7. Simplification of Euler´s equation.

Assume that the Lagrangian L=L(x,y,y) only depends on two of the three variables x, y andy. Then we can simplify Euler’s equation somewhat. We have the following three special cases:

Case 1: L=L(x,y)Then Euler’s equation is Case 2: L=L(x,y). Then Euler’s equation is where C  is an arbitrary constant.
Case 3: L=L(y,y)Then Euler’s equation where C is and arbitrary constant.

Remark: The relation in case 3 above is called Beltrami’s identity.

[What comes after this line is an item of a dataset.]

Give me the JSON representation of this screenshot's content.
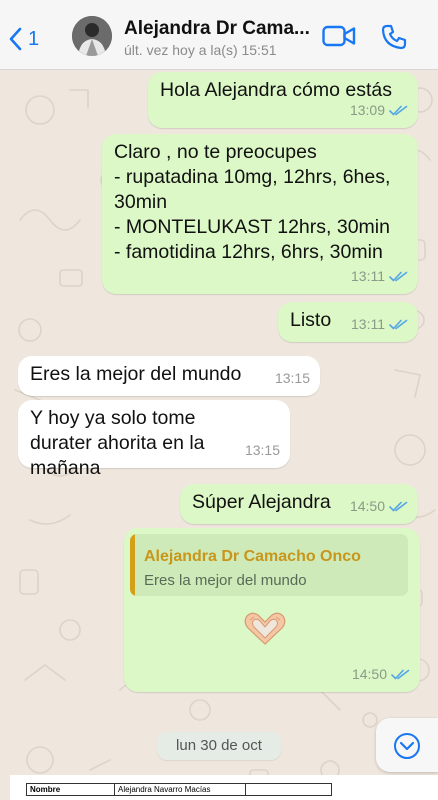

Proof (Case 3): where equality in the last step follows from Euler’s equation.
Example 12 (Compare example 5): Find the extremal to the functional Solution: Here and we can thus simplify the problem by using Beltrami’s identity above. We get which can be simplified to This implies that We choose minu sign above since dy/dx<0 (see the figure). Now make the change of variables  <>with which the equation becomes Integration thus yields Th constants C1 and C2 are chosen such that the boundary conditions are fulfilled. This is the parameter form of a cycloid, the curve that describes how a point of the circumference of a wheel as the wheel rolls along a straight line. See the figure below: In the animations below, we cinsider a ball of radius a rolling between two points under gravity. We compare the cases when it is rolling the shortest way and when it is rolling along the cycloid that passes through both points. It is obvious that the cycloid gives shorter time of descent than the straight line, but there are also differences depending on the average slope between the start and end points.  Note that problem we solved above actually deals with a particle gliding along a curve, but the correction we have to do for a rolling ball is that the kinetic energy W instead is given by where I is the moment of inertia of the ball and its angular velocity. If we use this expression instead of in example 5 we easily realize that it leads to the same differential equation and thus the same solution.

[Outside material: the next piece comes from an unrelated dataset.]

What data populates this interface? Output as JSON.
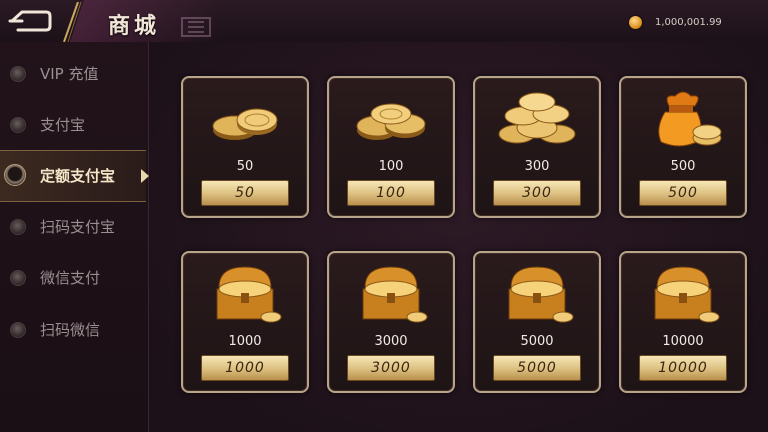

Remark: The cycloid also has the interesting property that it is tautochrone. That means that a particle placed anywhere on the cycloid will glide along the curve under gravity to the lowest point in the same amount of time, regardless of where it started. This property is illustrated in the figure below: